Elvis came to me with an incomplete understanding of how to really bridge the hind legs to the bridle while keeping them quick. He also had a fair bit of anxiety about the piaffe. I did my homework, focusing on quickening those beautiful floaty hind legs of his, making him really connect his ends and not getting caught up in the fancy expressive “show trot” that was his particular proclivity. I did such a good job that I absolutely killed his expression. (Naturally, by the way, this process finished up right as I was entering my first CDIs. Oopsie.) I focused so hard on keeping the hind legs quick that I quickened him right into shuffling.

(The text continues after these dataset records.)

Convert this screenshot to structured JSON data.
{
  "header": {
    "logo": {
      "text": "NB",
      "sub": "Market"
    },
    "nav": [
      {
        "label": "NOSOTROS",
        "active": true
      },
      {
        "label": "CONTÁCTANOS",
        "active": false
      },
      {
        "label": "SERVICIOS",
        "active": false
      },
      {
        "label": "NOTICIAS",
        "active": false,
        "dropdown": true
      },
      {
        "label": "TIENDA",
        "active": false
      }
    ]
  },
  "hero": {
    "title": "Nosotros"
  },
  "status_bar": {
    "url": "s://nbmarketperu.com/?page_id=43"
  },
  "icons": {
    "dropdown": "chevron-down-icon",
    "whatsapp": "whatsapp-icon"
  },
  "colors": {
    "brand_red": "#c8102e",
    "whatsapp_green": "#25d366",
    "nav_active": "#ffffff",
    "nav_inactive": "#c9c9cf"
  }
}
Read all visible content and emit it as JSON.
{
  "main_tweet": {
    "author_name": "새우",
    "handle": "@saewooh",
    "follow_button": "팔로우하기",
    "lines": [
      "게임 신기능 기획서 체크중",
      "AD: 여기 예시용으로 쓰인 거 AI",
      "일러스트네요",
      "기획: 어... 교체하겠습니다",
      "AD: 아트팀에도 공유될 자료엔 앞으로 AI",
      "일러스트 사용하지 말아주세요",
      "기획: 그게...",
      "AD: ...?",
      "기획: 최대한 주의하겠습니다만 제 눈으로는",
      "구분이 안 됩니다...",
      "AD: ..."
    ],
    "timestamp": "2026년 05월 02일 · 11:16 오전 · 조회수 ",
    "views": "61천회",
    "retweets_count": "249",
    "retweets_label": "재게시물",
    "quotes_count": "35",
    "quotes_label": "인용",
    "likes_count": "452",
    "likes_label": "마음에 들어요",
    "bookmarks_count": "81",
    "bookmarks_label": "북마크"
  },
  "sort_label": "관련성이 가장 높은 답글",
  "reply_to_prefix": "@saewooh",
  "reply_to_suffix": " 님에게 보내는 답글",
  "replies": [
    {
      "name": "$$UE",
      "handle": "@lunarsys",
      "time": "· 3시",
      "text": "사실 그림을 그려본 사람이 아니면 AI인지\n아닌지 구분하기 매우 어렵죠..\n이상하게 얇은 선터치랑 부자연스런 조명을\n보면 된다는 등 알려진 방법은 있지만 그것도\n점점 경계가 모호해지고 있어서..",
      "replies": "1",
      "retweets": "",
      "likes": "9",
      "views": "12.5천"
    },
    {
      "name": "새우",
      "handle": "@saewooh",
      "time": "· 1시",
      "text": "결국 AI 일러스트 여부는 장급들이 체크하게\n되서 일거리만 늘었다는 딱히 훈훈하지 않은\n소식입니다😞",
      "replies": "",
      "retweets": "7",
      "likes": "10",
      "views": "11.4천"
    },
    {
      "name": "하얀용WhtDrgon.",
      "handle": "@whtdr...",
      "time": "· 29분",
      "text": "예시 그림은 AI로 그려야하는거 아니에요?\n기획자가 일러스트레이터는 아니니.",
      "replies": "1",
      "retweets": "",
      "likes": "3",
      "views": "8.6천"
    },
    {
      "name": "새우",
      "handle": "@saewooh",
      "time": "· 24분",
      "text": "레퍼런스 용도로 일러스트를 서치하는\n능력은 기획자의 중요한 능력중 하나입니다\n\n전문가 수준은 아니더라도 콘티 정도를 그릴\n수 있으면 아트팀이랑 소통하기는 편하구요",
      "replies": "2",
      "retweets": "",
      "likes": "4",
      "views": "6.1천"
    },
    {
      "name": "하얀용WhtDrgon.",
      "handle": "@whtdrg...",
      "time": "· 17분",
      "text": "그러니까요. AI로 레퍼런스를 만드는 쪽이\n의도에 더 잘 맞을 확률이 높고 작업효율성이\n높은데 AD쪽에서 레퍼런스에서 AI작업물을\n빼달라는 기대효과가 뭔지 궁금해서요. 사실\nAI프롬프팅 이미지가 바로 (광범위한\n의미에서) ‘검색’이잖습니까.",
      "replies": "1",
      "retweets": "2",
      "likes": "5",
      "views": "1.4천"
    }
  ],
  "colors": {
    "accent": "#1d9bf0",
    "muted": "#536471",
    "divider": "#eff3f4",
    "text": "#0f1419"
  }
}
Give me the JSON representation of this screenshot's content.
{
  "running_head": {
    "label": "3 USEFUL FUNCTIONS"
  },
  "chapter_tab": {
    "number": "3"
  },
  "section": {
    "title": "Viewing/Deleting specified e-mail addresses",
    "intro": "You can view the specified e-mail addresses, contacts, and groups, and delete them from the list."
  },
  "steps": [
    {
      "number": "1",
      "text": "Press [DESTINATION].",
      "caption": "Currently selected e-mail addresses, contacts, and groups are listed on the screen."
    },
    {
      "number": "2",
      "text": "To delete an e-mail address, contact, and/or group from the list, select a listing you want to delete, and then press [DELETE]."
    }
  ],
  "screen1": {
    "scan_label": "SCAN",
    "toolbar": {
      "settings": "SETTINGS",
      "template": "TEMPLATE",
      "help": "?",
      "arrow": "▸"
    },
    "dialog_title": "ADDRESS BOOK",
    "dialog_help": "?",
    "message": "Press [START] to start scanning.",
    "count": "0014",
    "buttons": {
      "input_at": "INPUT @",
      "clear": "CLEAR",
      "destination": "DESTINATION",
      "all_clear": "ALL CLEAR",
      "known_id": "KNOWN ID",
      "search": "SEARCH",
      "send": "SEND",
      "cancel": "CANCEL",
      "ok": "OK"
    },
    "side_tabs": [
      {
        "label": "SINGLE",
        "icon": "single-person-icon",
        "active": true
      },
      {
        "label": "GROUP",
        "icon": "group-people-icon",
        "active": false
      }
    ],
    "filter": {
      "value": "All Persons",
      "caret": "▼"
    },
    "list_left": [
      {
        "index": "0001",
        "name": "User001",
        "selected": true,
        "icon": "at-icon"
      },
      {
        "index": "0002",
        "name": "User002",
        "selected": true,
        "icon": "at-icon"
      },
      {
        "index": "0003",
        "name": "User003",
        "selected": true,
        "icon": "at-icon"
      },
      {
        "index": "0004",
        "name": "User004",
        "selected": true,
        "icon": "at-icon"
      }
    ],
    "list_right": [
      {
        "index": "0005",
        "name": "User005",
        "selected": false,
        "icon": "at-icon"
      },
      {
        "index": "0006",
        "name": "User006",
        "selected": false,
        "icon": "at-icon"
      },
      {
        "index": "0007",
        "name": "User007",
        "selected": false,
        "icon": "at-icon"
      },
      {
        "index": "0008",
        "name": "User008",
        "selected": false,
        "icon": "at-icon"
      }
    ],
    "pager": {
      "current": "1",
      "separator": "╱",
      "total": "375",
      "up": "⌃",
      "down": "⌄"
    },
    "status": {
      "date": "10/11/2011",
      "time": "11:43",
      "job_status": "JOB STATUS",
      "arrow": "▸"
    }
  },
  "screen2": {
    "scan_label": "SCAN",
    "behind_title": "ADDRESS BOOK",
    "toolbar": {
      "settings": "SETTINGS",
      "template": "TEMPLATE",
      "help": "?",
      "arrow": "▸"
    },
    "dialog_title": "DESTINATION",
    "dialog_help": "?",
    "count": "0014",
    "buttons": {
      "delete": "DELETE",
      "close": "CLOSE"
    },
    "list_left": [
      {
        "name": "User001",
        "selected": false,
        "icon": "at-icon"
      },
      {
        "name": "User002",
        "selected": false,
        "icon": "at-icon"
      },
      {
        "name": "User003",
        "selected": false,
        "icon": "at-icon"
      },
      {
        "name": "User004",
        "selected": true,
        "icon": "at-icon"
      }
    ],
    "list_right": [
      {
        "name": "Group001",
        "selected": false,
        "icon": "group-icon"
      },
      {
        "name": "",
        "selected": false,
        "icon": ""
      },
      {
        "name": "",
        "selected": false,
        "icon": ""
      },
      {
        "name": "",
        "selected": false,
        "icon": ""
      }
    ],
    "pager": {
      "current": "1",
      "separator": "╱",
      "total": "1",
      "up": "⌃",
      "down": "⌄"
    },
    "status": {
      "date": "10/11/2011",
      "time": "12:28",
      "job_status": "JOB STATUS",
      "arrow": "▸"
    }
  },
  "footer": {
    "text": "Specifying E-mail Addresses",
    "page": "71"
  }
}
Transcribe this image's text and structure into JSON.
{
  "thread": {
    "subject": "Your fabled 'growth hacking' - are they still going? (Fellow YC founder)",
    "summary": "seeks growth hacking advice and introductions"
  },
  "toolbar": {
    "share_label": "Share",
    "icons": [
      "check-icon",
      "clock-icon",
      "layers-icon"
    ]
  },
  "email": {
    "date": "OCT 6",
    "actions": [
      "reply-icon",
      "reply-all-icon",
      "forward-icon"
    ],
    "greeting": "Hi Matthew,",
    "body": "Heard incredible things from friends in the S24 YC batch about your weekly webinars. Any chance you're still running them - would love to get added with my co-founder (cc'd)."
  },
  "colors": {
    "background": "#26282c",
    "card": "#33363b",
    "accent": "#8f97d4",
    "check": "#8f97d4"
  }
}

I got some good help in Florida about reintroducing the idea of expression in a more correct way, but then I panicked again when at home on my own and overdid it, creating a lot of loft but too much slowness. I knew I was going askew, and I started letting my own emotions into the training, which did not help.

Enter my assistant trainer Jess Idol, watching quietly from the side, who pulled me aside and, with exceptional politeness, said “So… can I have him for a few days?” Elvis doesn’t belong to her, and she feels no urgency to get it done. She quietly set about re-establishing the rules and Elvis’ understanding. And in two days, she’d done more than I’d done in a month. Does she have superpowers? Am I a bad rider? Of course not. But he doesn’t belong to her. And her perspective isn’t tainted by years of time together.

Read the rest at The Chronicle of the Horse!